I’m a huge sports fan, so much so that I think it hurts my nerd cred. Even though I don’t play that many sports, I’ve watched them since I was young. I’ve paid for MLB.TV for years, I’ve played fantasy football since the early 2000s and I watched or listened to at least part of every Warriors game this season.
Sometimes my fandom really pays off. Last year I got to watch the Golden State Warriors win the NBA Championship and last year I saw the Cubs have one of their most successful and encouraging seasons in decades.
In spite of all the joy (and heartache) that sports have brought me over the years, one integral part of the experience causes me turmoil: the athletes.
On Wednesday night while the Warriors were breaking an NBA record with their 73rd win, Kobe Bryant was playing his last game ever. He had a vintage Kobe performance in that he scored a lot of points while also taking a lot of shots. It was a fitting end for one of the greatest basketball players of all time. Kobe’s career was marked by a competitive drive unlike many others and an exceedingly high work ethic. He won five NBA Championships during his career, which spanned 20 years all with the same team.
I was torn while watching the final moments of Kobe’s final game. I’ve never been a Lakers fan and probably have more disdain for Kobe as a basketball player than love. And every time I think about Kobe and his many accomplishments, my mind always goes to Eagle, CO.
In 2003 Kobe was charged with sexual assault. He claimed the sex was consensual; his accuser did not. The case was dropped when the accuser refused to testify and the civil case was settled out of court. Granted no one really knows what happened in that hotel room, but it doesn’t look good. And as great a player as Kobe was, it’s hard for me to celebrate him because of what he’s allegedly done.
I don’t know if that’s fair. I don’t know what happened. I can’t judge Kobe because I’m a broken sinner in need of grace just as much as he is. I don’t know what he’s done to reconcile his relationship with his wife and children after his infidelity. I don’t even know if I’m correct in withholding my excitement for Kobe’s last game.
I was texting one of my good friends who also happens to be the biggest Lakers fan that I know. He suggested that we should celebrate what is worth celebrating, without worrying about those things that aren’t worth celebrating. I can understand and appreciate that perspective; if I were a Lakers fan perhaps I would hold to it. However, I also think it’s valid to reserve our celebration and excitement if we think there’s a reason to.

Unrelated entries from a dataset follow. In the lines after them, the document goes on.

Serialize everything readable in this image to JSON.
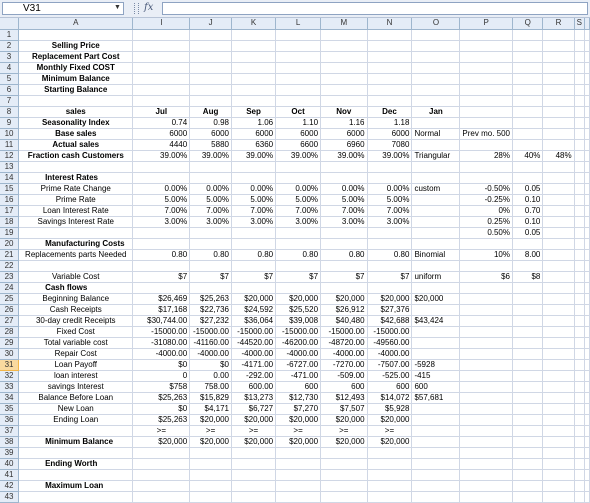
{
  "name_box": "V31",
  "formula": "",
  "columns": [
    "A",
    "I",
    "J",
    "K",
    "L",
    "M",
    "N",
    "O",
    "P",
    "Q",
    "R",
    "S"
  ],
  "selected_row": 31,
  "rows": [
    {
      "n": 1,
      "cells": [
        "",
        "",
        "",
        "",
        "",
        "",
        "",
        "",
        "",
        "",
        "",
        ""
      ]
    },
    {
      "n": 2,
      "cells": [
        "Selling Price",
        "",
        "",
        "",
        "",
        "",
        "",
        "",
        "",
        "",
        "",
        ""
      ]
    },
    {
      "n": 3,
      "cells": [
        "Replacement Part Cost",
        "",
        "",
        "",
        "",
        "",
        "",
        "",
        "",
        "",
        "",
        ""
      ]
    },
    {
      "n": 4,
      "cells": [
        "Monthly Fixed COST",
        "",
        "",
        "",
        "",
        "",
        "",
        "",
        "",
        "",
        "",
        ""
      ]
    },
    {
      "n": 5,
      "cells": [
        "Minimum Balance",
        "",
        "",
        "",
        "",
        "",
        "",
        "",
        "",
        "",
        "",
        ""
      ]
    },
    {
      "n": 6,
      "cells": [
        "Starting Balance",
        "",
        "",
        "",
        "",
        "",
        "",
        "",
        "",
        "",
        "",
        ""
      ]
    },
    {
      "n": 7,
      "cells": [
        "",
        "",
        "",
        "",
        "",
        "",
        "",
        "",
        "",
        "",
        "",
        ""
      ]
    },
    {
      "n": 8,
      "cells": [
        "sales",
        "Jul",
        "Aug",
        "Sep",
        "Oct",
        "Nov",
        "Dec",
        "Jan",
        "",
        "",
        "",
        ""
      ]
    },
    {
      "n": 9,
      "cells": [
        "Seasonality Index",
        "0.74",
        "0.98",
        "1.06",
        "1.10",
        "1.16",
        "1.18",
        "",
        "",
        "",
        "",
        ""
      ]
    },
    {
      "n": 10,
      "cells": [
        "Base sales",
        "6000",
        "6000",
        "6000",
        "6000",
        "6000",
        "6000",
        "Normal",
        "Prev mo. 500",
        "",
        "",
        ""
      ]
    },
    {
      "n": 11,
      "cells": [
        "Actual sales",
        "4440",
        "5880",
        "6360",
        "6600",
        "6960",
        "7080",
        "",
        "",
        "",
        "",
        ""
      ]
    },
    {
      "n": 12,
      "cells": [
        "Fraction cash Customers",
        "39.00%",
        "39.00%",
        "39.00%",
        "39.00%",
        "39.00%",
        "39.00%",
        "Triangular",
        "28%",
        "40%",
        "48%",
        ""
      ]
    },
    {
      "n": 13,
      "cells": [
        "",
        "",
        "",
        "",
        "",
        "",
        "",
        "",
        "",
        "",
        "",
        ""
      ]
    },
    {
      "n": 14,
      "cells": [
        "Interest Rates",
        "",
        "",
        "",
        "",
        "",
        "",
        "",
        "",
        "",
        "",
        ""
      ]
    },
    {
      "n": 15,
      "cells": [
        "Prime Rate Change",
        "0.00%",
        "0.00%",
        "0.00%",
        "0.00%",
        "0.00%",
        "0.00%",
        "custom",
        "-0.50%",
        "0.05",
        "",
        ""
      ]
    },
    {
      "n": 16,
      "cells": [
        "Prime Rate",
        "5.00%",
        "5.00%",
        "5.00%",
        "5.00%",
        "5.00%",
        "5.00%",
        "",
        "-0.25%",
        "0.10",
        "",
        ""
      ]
    },
    {
      "n": 17,
      "cells": [
        "Loan Interest Rate",
        "7.00%",
        "7.00%",
        "7.00%",
        "7.00%",
        "7.00%",
        "7.00%",
        "",
        "0%",
        "0.70",
        "",
        ""
      ]
    },
    {
      "n": 18,
      "cells": [
        "Savings Interest Rate",
        "3.00%",
        "3.00%",
        "3.00%",
        "3.00%",
        "3.00%",
        "3.00%",
        "",
        "0.25%",
        "0.10",
        "",
        ""
      ]
    },
    {
      "n": 19,
      "cells": [
        "",
        "",
        "",
        "",
        "",
        "",
        "",
        "",
        "0.50%",
        "0.05",
        "",
        ""
      ]
    },
    {
      "n": 20,
      "cells": [
        "Manufacturing Costs",
        "",
        "",
        "",
        "",
        "",
        "",
        "",
        "",
        "",
        "",
        ""
      ]
    },
    {
      "n": 21,
      "cells": [
        "Replacements parts Needed",
        "0.80",
        "0.80",
        "0.80",
        "0.80",
        "0.80",
        "0.80",
        "Binomial",
        "10%",
        "8.00",
        "",
        ""
      ]
    },
    {
      "n": 22,
      "cells": [
        "",
        "",
        "",
        "",
        "",
        "",
        "",
        "",
        "",
        "",
        "",
        ""
      ]
    },
    {
      "n": 23,
      "cells": [
        "Variable Cost",
        "$7",
        "$7",
        "$7",
        "$7",
        "$7",
        "$7",
        "uniform",
        "$6",
        "$8",
        "",
        ""
      ]
    },
    {
      "n": 24,
      "cells": [
        "Cash flows",
        "",
        "",
        "",
        "",
        "",
        "",
        "",
        "",
        "",
        "",
        ""
      ]
    },
    {
      "n": 25,
      "cells": [
        "Beginning Balance",
        "$26,469",
        "$25,263",
        "$20,000",
        "$20,000",
        "$20,000",
        "$20,000",
        "$20,000",
        "",
        "",
        "",
        ""
      ]
    },
    {
      "n": 26,
      "cells": [
        "Cash Receipts",
        "$17,168",
        "$22,736",
        "$24,592",
        "$25,520",
        "$26,912",
        "$27,376",
        "",
        "",
        "",
        "",
        ""
      ]
    },
    {
      "n": 27,
      "cells": [
        "30-day credit Receipts",
        "$30,744.00",
        "$27,232",
        "$36,064",
        "$39,008",
        "$40,480",
        "$42,688",
        "$43,424",
        "",
        "",
        "",
        ""
      ]
    },
    {
      "n": 28,
      "cells": [
        "Fixed Cost",
        "-15000.00",
        "-15000.00",
        "-15000.00",
        "-15000.00",
        "-15000.00",
        "-15000.00",
        "",
        "",
        "",
        "",
        ""
      ]
    },
    {
      "n": 29,
      "cells": [
        "Total variable cost",
        "-31080.00",
        "-41160.00",
        "-44520.00",
        "-46200.00",
        "-48720.00",
        "-49560.00",
        "",
        "",
        "",
        "",
        ""
      ]
    },
    {
      "n": 30,
      "cells": [
        "Repair Cost",
        "-4000.00",
        "-4000.00",
        "-4000.00",
        "-4000.00",
        "-4000.00",
        "-4000.00",
        "",
        "",
        "",
        "",
        ""
      ]
    },
    {
      "n": 31,
      "cells": [
        "Loan Payoff",
        "$0",
        "$0",
        "-4171.00",
        "-6727.00",
        "-7270.00",
        "-7507.00",
        "-5928",
        "",
        "",
        "",
        ""
      ]
    },
    {
      "n": 32,
      "cells": [
        "loan interest",
        "0",
        "0.00",
        "-292.00",
        "-471.00",
        "-509.00",
        "-525.00",
        "-415",
        "",
        "",
        "",
        ""
      ]
    },
    {
      "n": 33,
      "cells": [
        "savings Interest",
        "$758",
        "758.00",
        "600.00",
        "600",
        "600",
        "600",
        "600",
        "",
        "",
        "",
        ""
      ]
    },
    {
      "n": 34,
      "cells": [
        "Balance Before Loan",
        "$25,263",
        "$15,829",
        "$13,273",
        "$12,730",
        "$12,493",
        "$14,072",
        "$57,681",
        "",
        "",
        "",
        ""
      ]
    },
    {
      "n": 35,
      "cells": [
        "New Loan",
        "$0",
        "$4,171",
        "$6,727",
        "$7,270",
        "$7,507",
        "$5,928",
        "",
        "",
        "",
        "",
        ""
      ]
    },
    {
      "n": 36,
      "cells": [
        "Ending Loan",
        "$25,263",
        "$20,000",
        "$20,000",
        "$20,000",
        "$20,000",
        "$20,000",
        "",
        "",
        "",
        "",
        ""
      ]
    },
    {
      "n": 37,
      "cells": [
        "",
        ">=",
        ">=",
        ">=",
        ">=",
        ">=",
        ">=",
        "",
        "",
        "",
        "",
        ""
      ]
    },
    {
      "n": 38,
      "cells": [
        "Minimum Balance",
        "$20,000",
        "$20,000",
        "$20,000",
        "$20,000",
        "$20,000",
        "$20,000",
        "",
        "",
        "",
        "",
        ""
      ]
    },
    {
      "n": 39,
      "cells": [
        "",
        "",
        "",
        "",
        "",
        "",
        "",
        "",
        "",
        "",
        "",
        ""
      ]
    },
    {
      "n": 40,
      "cells": [
        "Ending Worth",
        "",
        "",
        "",
        "",
        "",
        "",
        "",
        "",
        "",
        "",
        ""
      ]
    },
    {
      "n": 41,
      "cells": [
        "",
        "",
        "",
        "",
        "",
        "",
        "",
        "",
        "",
        "",
        "",
        ""
      ]
    },
    {
      "n": 42,
      "cells": [
        "Maximum Loan",
        "",
        "",
        "",
        "",
        "",
        "",
        "",
        "",
        "",
        "",
        ""
      ]
    },
    {
      "n": 43,
      "cells": [
        "",
        "",
        "",
        "",
        "",
        "",
        "",
        "",
        "",
        "",
        "",
        ""
      ]
    }
  ]
}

I hope that Kobe has repaired the damage he did to his marriage through his infidelity. I hope that he’s able to foster healthier relationships with his former teammates now that he won’t be so driven to compete. I hope that he can find fulfillment outside of basketball. But just because I hope for the best and don’t judge him for anything he did or didn’t do, doesn’t mean I have to celebrate the man.
This has been especially pertinent while playing fantasy football. I used to love football, but the issues of domestic violence and assault are too big to ignore. How could I cheer for Dallas’ defense knowing that Greg Hardy was a member? How could I keep Ray Rice on my bench after I saw the video of him hitting his girlfriend? How can I watch ESPN knowing that Ray Lewis may have had something to do with a murder?
Up to this point issues like this haven’t clouded my love for Steph Curry, the Warriors’ best player. I do celebrate Curry because he seems like someone who genuinely loves Jesus and cares for his family. I always have the caveat, though, that everything could change. Steph could cheat on his wife or get accused of sexual assault, and then I’d have a more difficult time cheering for every three pointer that he makes.
Sports are entertainment and, for the most part, I allow them to entertain me. Much like our choices with TV, movies and music, though, we should think about how sports impact us, and not just the games themselves, but also the athletes who play them.
How do you reconcile a love for sports and athletes who do unlovable things?